Millions of honey bees trek across America each year, pollinating almonds, apples, melons, and many more crops.
Trucked in great stacks of hives, bee colonies are dispersed across hundreds of miles. It’s very difficult for beekeepers to track the impact from pests, diseases, pesticides, and environmental factors at every location.
This spring, scientists at Washington State University are following the journey and inspecting hives to get a clearer picture of colony health across the annual cycle of pollination.
Funded by a $1.1 million grant from the U.S. Department of Agriculture’s Foreign Agricultural Service, the team is partnering with beekeepers to build a predictive model and decision aid system that helps manage and protect pollinators.

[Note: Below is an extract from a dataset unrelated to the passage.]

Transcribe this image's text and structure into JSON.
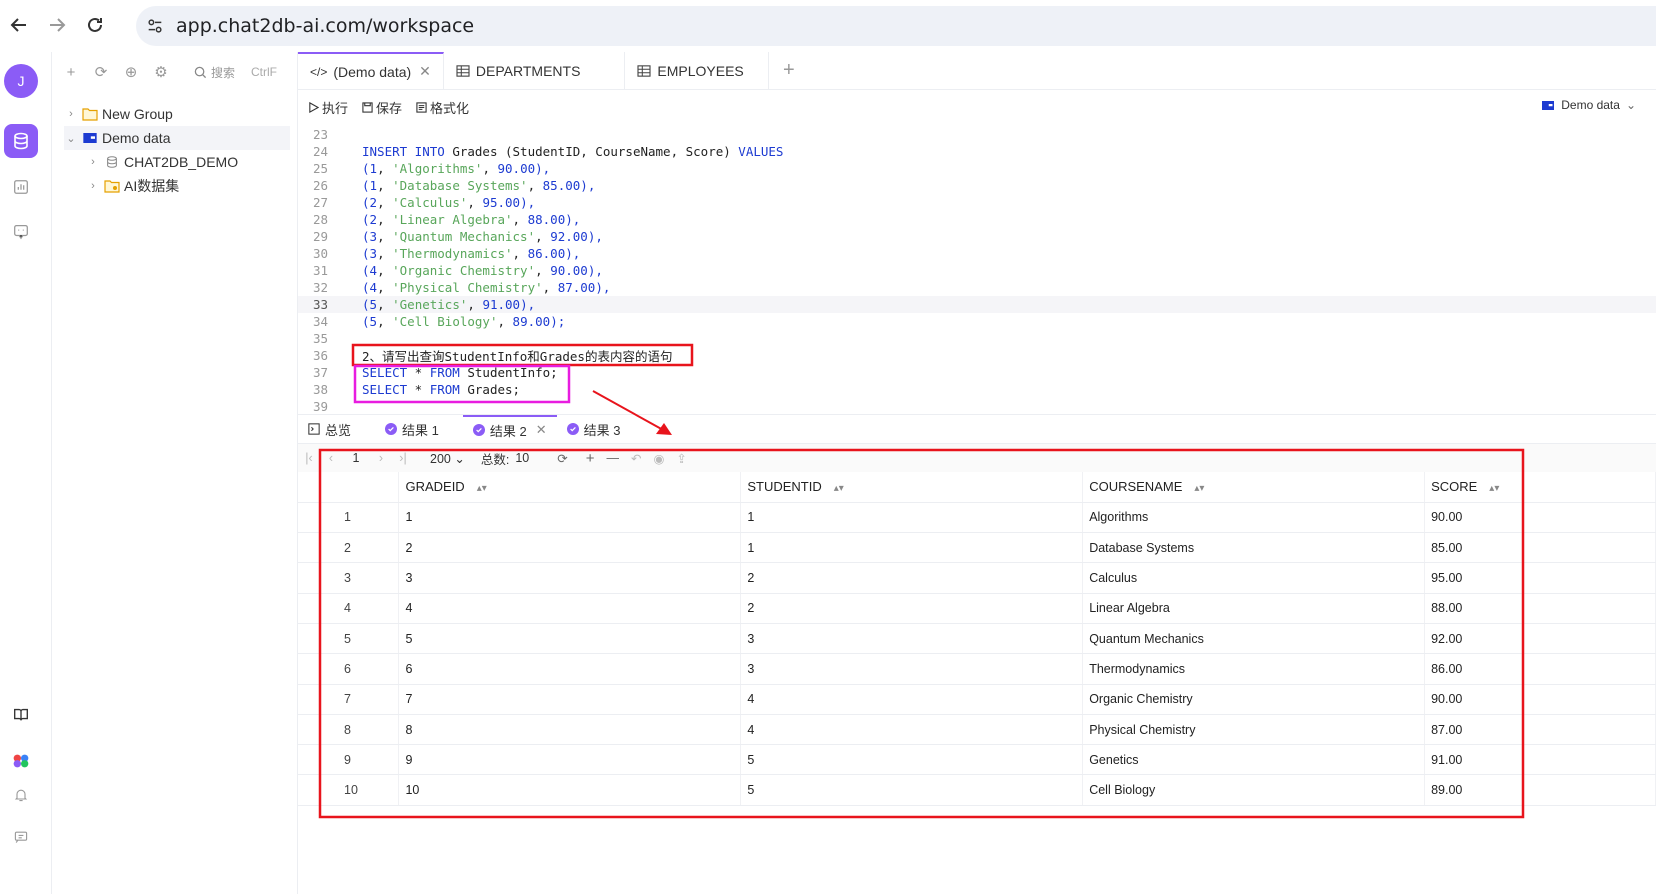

“We need better tools to reduce colony losses,” said Rae Olsson, co-lead investigator and postdoctoral researcher with WSU’s Department of Entomology. “Our project helps beekeepers plan and place their colonies for improved health and sustainability.”
Four threats to colony health
Pollination is vital to most fruit and seed crops, but the pollinators themselves face a tenuous existence: one recent study found 43% of managed bee colonies died from 2019 to 2020.
“Honey bee colony loss is commonly attributed to what we call the ‘Four Ps’: pesticide exposure, poor nutrition, parasites, and pathogens,” Olsson said.
On the move themselves, beekeepers often have a hard time tracking the location, health, and treatment of each colony. This can lead to overuse of chemicals and the buildup of pesticides.
“Once a beekeeper puts colonies in an orchard for pollination, bees are really at the mercy of the farm’s practices, and those of neighboring farmers,” Olsson said. “If a nearby farmer sprays a pesticide that is harmful to bees, and wind blows residues toward the crop where bees are located, the bees could be harmed or killed.”
Chemicals aren’t the only threat. If weather is exceptionally rainy or cold, flowers won’t bloom, meaning less food for bees.
“Beekeepers are often dealing with one or more of these factors, and some of the additive effects are unknown,” Olsson said.
To understand the relationship between location, environment, threats, and survival, WSU scientists want to create a standardized metric of colony health.
Partnering with Washington state beekeepers and a private technology company called Nectar, the team will follow colonies throughout their pollination journey over three years, testing and ground-truthing pesticide exposures and the availability of food sources across the landscape.
Scientists have begun checking hives and collecting monthly data on environmental and colony health, including the health of the queen, number of bees, food levels, and disease symptoms. They are also sampling pollen stores for pesticide residues.
New tools for beekeepers
Data will be used to create an overall score called Colony Health in Place and Season, or CHIPS, which will be used to develop a system that can predict and model colony health and survival. The system could tell a beekeeper if a given site and season will offer enough resources to sustain their bees.
“With colonies being constantly moved to new locations, there are many difficult-to-follow factors going back through the lifetime of the hive that may contribute to colony death,” Olsson said.
“Our technology could make things easier by allowing researchers to monitor thousands of hives remotely, and let beekeepers track their colonies in a streamlined way,” they added. “We’ll have a better understanding of how to keep hives healthy throughout the season.”
Additional partners in the research team include scientists at the WSU Northwestern Washington Research and Extension Center at Mount Vernon, Portland-based Synergistic Pesticide Laboratory, and WSU’s Decision Aid System.